Q11. Why are educated unemployed a peculiar problem of India?
- If disguised unemployment characterises rural India, educated unemployment is a peculiar problem of urban India.
- This is the situation wherein a few youths with matriculation, graduation and post-graduation degrees are not able to find suitable jobs.
- The education system is such that even after about 18 years of education, a person can be termed unskilled.
- What this does is that a large number of unskilled educated youth get churned out of educational institutions year after year, but only a fraction of them are able to find suitable jobs.
- Among the remaining, some remain unemployed while others get employed in activities that seem inadequate as per their potential. This, in turn leads to the wastage of the huge amounts of resources that had been spent on educating them.

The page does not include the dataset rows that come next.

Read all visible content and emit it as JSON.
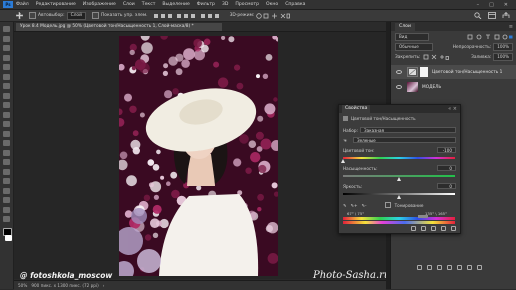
{
  "menubar": {
    "logo": "Ps",
    "items": [
      "Файл",
      "Редактирование",
      "Изображение",
      "Слои",
      "Текст",
      "Выделение",
      "Фильтр",
      "3D",
      "Просмотр",
      "Окно",
      "Справка"
    ],
    "window_controls": [
      "–",
      "□",
      "✕"
    ]
  },
  "optionsbar": {
    "autoselect_label": "Автовыбор:",
    "autoselect_value": "Слой",
    "transform_label": "Показать упр. элем.",
    "mode_3d": "3D-режим:"
  },
  "document": {
    "tab_title": "Урок 8.4   Модель.jpg @ 50% (Цветовой тон/Насыщенность 1, Слой-маска/8) *",
    "tab_close": "×"
  },
  "statusbar": {
    "zoom": "50%",
    "doc_info": "900 пикс. х 1300 пикс. (72 ppi)"
  },
  "watermarks": {
    "left": "@ fotoshkola_moscow",
    "right": "Photo-Sasha.ru"
  },
  "layers_panel": {
    "tab": "Слои",
    "filter_value": "Вид",
    "blend_mode": "Обычные",
    "opacity_label": "Непрозрачность:",
    "opacity_value": "100%",
    "lock_label": "Закрепить:",
    "fill_label": "Заливка:",
    "fill_value": "100%",
    "layers": [
      {
        "name": "Цветовой тон/Насыщенность 1",
        "visible": true,
        "thumb": "adjustment"
      },
      {
        "name": "МОДЕЛЬ",
        "visible": true,
        "thumb": "photo"
      }
    ]
  },
  "properties": {
    "title": "Свойства",
    "close": "«  ×",
    "adjustment_name": "Цветовой тон/Насыщенность",
    "preset_label": "Набор:",
    "preset_value": "Заказная",
    "channel_value": "Зеленые",
    "hue_label": "Цветовой тон:",
    "hue_value": "-100",
    "saturation_label": "Насыщенность:",
    "saturation_value": "0",
    "lightness_label": "Яркость:",
    "lightness_value": "0",
    "colorize_label": "Тонирование",
    "range_left": "67° \\ 75°",
    "range_right": "135° \\ 165°",
    "hue_slider_fraction": 0.0,
    "saturation_slider_fraction": 0.5,
    "lightness_slider_fraction": 0.5
  },
  "colors": {
    "photo_bg": "#3a0a22",
    "hat": "#f1ede2",
    "dress": "#f4f1ec",
    "accent": "#2b7bd6"
  }
}
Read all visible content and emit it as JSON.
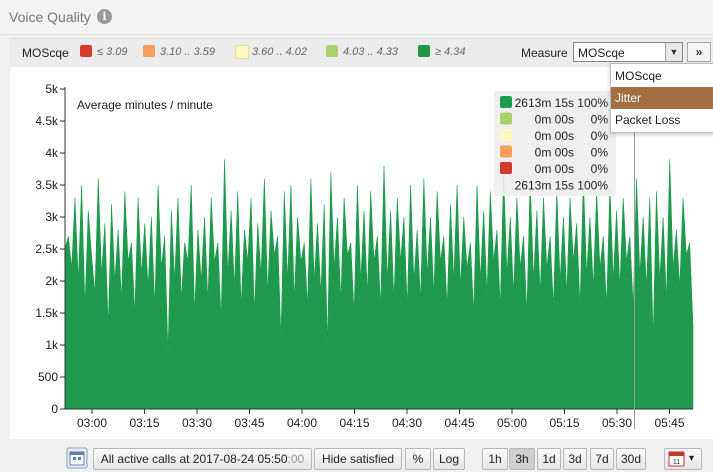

Q12. In which field do you think India can build the maximum employment opportunity?
- Among the three sectors, India should look to build maximum employment opportunities in the manufacturing and services sectors.
- The agricultural sector is already over-burdened by manpower that is disguised as unemployed.
- So, the small scale manufacturing units and the service industry (like travel and tourism, health, education, communication, etc.) need to be encouraged and facilitated to generate employment.
Q13. Can you suggest some measures in the education system to mitigate the problem of educated unemployed?
Ans: Measures in the education system to mitigate the problem of the educated unemployed:
- Make education at the secondary level more career-oriented, which would endow individuals with not only education but also the requisite skills for gaining successful employment.
- Create a sort of screening process whereby each individual chooses subjects that suit his or her abilities.
- The introduction of newer subjects and fields of study at the school level should be accompanied by a growth of job opportunities in the sectors that would employ the students electing to study such subjects.
Q14. Can you imagine some village which initially had no job opportunities but later came up with many?
- Rampur was a small village which initially depended on agriculture which was also dependent on rainfall.
- Then electricity reached the village and people could irrigate their fields and could grow 2 to 3 crops in a year and get work.
- Some people set up small scale industries which could be run by electricity and provided employment to people.
- A school was established and now the population started to become educated and as a result, they could seek employment in and outside the village.
- The village became prosperous and soon had better health, education, transport and job facilities.
Q15. Which capital would you consider the best - land, labour, physical capital and human capital? Why?
- Human capital is the best capital because it can make use of the land, labour and physical capital.
- The other factors cannot become useful on their own.
- The knowledge expertise in a human enables him to develop land, labour and physical capital to produce an output for his own use or to sell in the market.